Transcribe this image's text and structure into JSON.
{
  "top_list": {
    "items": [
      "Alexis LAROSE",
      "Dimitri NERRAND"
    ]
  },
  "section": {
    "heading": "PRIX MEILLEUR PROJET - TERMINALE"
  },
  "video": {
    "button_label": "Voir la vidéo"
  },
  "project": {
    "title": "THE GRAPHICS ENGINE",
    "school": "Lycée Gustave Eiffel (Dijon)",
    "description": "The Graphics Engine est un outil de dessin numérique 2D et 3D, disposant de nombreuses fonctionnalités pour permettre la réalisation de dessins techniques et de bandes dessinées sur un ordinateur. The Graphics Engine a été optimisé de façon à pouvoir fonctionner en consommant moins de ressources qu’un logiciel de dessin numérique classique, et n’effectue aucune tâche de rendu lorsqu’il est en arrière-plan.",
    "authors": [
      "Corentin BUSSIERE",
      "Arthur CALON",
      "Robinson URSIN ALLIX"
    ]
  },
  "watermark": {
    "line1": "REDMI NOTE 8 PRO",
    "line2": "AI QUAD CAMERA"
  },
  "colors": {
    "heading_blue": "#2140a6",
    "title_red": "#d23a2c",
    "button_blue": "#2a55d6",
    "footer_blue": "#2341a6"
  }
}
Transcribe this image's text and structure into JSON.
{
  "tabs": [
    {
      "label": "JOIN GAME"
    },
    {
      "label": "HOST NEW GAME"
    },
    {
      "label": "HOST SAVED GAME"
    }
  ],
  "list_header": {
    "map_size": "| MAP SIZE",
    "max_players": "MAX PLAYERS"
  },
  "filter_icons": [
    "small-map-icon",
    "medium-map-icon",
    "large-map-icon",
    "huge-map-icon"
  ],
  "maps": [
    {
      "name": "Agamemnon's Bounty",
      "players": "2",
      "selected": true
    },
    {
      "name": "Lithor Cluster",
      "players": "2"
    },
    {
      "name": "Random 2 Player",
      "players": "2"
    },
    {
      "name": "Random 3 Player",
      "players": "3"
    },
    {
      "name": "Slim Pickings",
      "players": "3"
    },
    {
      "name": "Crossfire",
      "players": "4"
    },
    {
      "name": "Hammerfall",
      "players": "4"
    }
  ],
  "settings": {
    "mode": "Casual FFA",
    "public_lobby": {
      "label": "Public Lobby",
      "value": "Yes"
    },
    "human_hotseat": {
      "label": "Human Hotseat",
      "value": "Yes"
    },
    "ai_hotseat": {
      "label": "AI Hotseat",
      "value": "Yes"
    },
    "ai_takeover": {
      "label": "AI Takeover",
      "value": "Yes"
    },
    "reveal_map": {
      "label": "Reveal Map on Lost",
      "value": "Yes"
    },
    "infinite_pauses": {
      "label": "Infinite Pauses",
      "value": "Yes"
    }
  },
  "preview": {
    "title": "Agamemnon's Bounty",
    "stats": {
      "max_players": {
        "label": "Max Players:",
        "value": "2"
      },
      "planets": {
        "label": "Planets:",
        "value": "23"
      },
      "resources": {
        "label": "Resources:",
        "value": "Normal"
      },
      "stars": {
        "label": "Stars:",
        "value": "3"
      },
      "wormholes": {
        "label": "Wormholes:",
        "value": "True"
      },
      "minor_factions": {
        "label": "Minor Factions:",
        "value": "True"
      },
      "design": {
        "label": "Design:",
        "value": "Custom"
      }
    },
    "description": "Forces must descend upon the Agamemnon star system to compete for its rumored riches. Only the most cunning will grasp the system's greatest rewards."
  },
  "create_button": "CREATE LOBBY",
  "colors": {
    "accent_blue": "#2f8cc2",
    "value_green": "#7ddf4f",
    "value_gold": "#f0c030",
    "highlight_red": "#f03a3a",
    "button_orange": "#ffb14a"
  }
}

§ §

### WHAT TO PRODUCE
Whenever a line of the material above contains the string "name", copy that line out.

### EXPECTED OUTPUT
      "name": "Agamemnon's Bounty",
      "name": "Lithor Cluster",
      "name": "Random 2 Player",
      "name": "Random 3 Player",
      "name": "Slim Pickings",
      "name": "Crossfire",
      "name": "Hammerfall",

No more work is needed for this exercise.